#### TASK ITEM
Below are entries to examine: work out how many lines contain the word "Portfolio", and give only that number.

#### THE DATA
-- Opening Marker --
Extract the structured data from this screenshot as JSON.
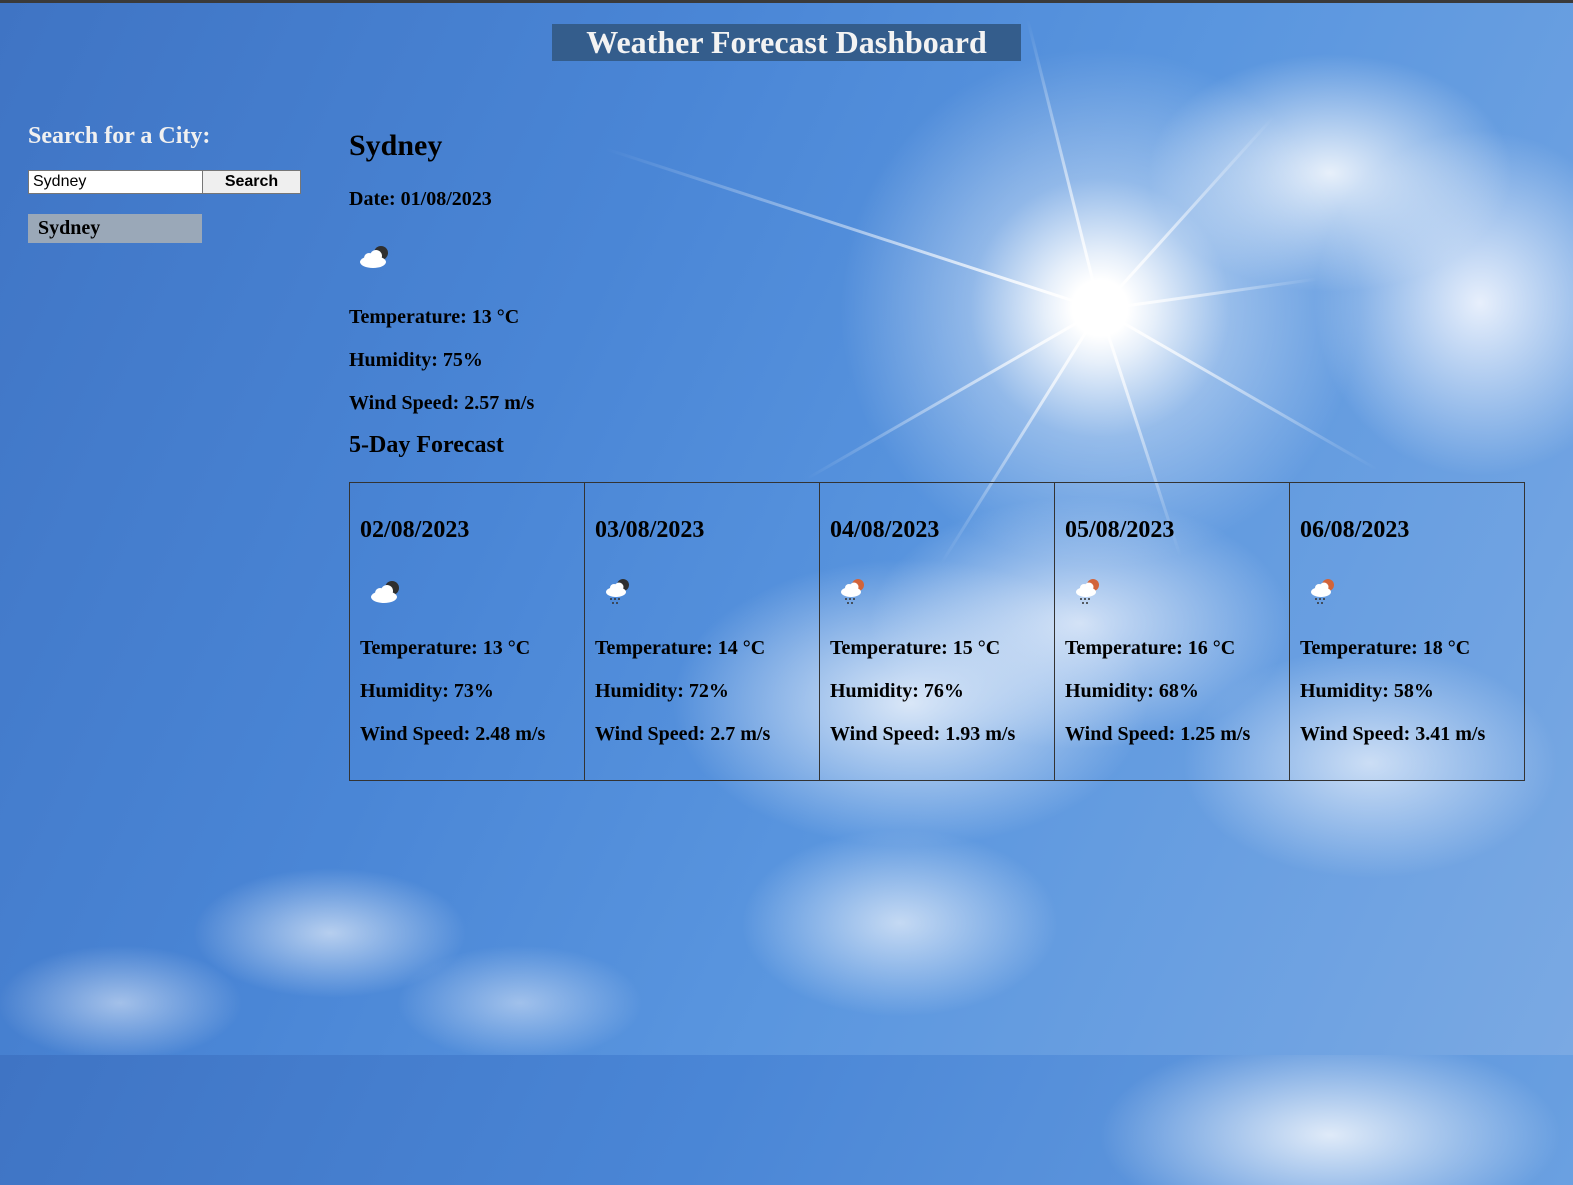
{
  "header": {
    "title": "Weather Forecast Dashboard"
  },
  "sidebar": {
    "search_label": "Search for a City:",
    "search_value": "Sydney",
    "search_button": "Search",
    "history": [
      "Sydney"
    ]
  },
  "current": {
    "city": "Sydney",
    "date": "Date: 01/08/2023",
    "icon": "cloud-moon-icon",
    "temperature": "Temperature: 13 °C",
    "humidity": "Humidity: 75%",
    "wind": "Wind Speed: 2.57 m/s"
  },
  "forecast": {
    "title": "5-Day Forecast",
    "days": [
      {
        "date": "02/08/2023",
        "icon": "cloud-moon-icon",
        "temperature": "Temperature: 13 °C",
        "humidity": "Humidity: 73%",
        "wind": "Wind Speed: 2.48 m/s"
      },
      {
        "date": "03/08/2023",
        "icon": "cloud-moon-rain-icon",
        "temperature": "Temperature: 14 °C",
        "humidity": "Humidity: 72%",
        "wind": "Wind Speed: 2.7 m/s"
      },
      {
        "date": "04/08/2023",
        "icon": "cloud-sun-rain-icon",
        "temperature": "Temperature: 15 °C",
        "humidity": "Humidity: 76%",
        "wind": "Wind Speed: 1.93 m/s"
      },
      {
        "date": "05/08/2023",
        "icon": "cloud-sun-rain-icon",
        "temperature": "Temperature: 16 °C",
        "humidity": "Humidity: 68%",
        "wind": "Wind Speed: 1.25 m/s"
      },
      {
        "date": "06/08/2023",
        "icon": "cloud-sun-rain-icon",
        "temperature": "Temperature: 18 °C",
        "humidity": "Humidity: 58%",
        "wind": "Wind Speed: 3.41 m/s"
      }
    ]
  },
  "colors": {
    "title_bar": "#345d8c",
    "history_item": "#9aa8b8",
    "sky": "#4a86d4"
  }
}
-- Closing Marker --
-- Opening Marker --
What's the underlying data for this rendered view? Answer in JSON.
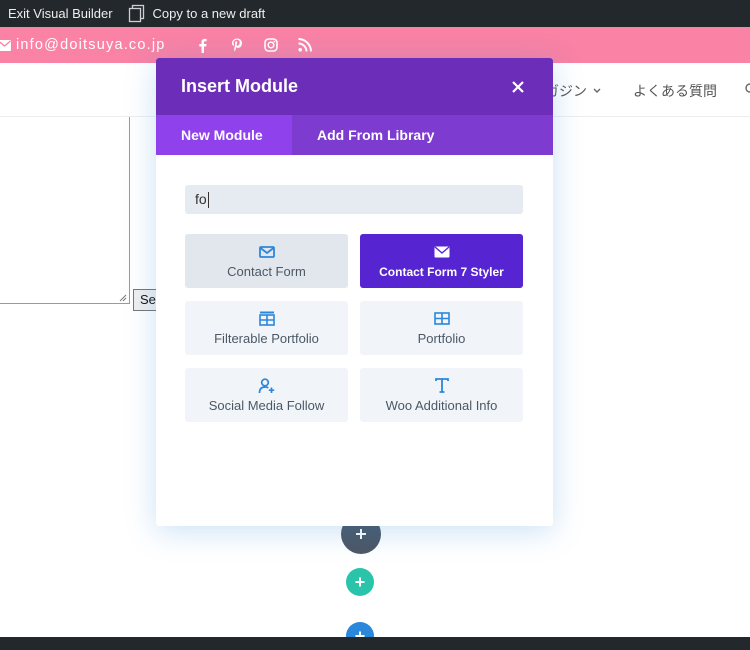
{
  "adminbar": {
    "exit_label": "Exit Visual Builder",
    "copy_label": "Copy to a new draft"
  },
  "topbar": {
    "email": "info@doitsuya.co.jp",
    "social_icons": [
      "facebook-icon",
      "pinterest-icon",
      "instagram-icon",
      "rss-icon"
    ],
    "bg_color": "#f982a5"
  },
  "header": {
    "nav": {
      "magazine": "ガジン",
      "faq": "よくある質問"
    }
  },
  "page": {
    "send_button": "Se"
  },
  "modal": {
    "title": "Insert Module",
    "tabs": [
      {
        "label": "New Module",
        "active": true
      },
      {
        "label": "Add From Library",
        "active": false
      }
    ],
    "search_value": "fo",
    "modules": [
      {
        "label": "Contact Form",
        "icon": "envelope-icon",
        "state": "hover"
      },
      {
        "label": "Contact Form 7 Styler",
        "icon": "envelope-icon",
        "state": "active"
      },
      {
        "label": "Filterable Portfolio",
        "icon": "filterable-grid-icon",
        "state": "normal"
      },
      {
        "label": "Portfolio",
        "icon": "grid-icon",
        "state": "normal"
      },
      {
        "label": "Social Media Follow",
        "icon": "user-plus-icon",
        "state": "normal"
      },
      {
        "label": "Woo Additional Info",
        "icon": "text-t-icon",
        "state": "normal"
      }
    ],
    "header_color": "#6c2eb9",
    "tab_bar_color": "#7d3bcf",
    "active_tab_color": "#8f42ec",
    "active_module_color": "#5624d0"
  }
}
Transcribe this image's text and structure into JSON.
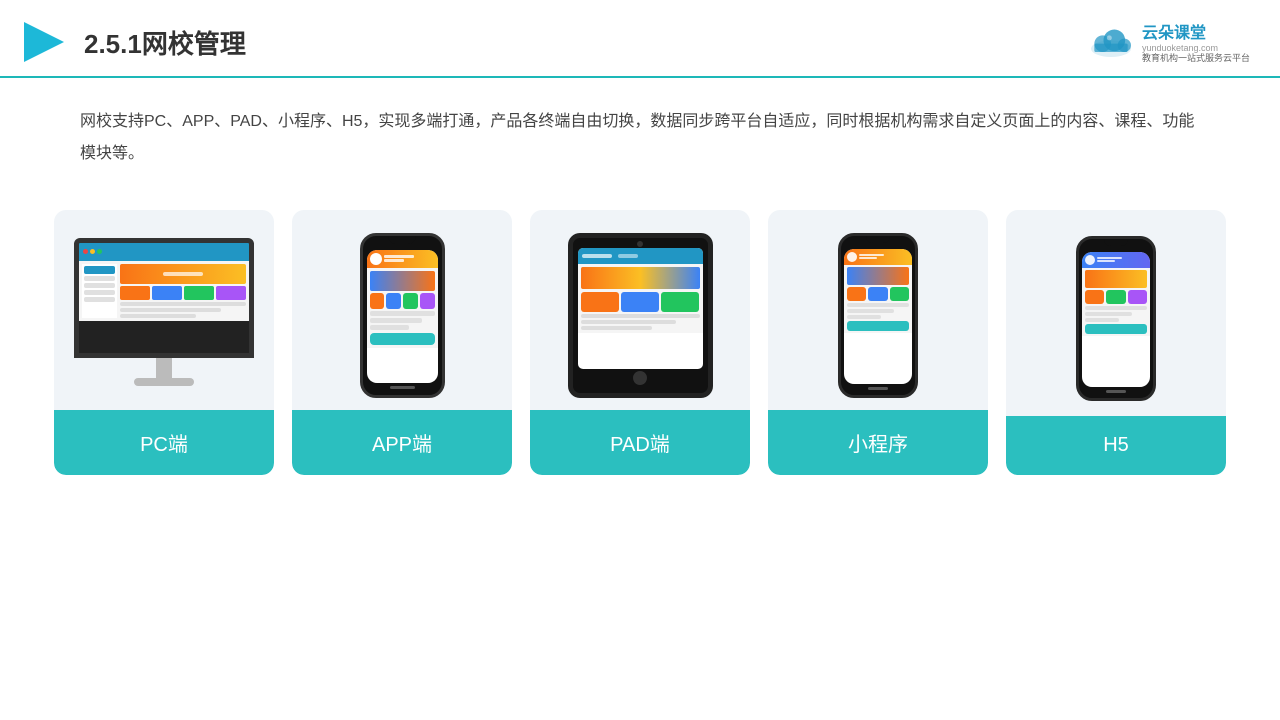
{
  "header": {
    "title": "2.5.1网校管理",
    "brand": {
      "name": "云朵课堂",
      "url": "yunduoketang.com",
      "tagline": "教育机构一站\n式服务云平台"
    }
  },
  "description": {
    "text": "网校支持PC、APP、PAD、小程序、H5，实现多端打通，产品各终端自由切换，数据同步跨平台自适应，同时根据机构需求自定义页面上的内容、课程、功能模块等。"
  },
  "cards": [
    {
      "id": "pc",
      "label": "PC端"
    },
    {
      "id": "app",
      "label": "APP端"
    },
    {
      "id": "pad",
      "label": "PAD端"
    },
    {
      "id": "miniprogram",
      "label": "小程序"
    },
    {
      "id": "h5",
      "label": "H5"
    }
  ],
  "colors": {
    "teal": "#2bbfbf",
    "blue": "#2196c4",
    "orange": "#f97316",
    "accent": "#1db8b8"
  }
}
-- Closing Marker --
#### COMPLETED EXERCISE
2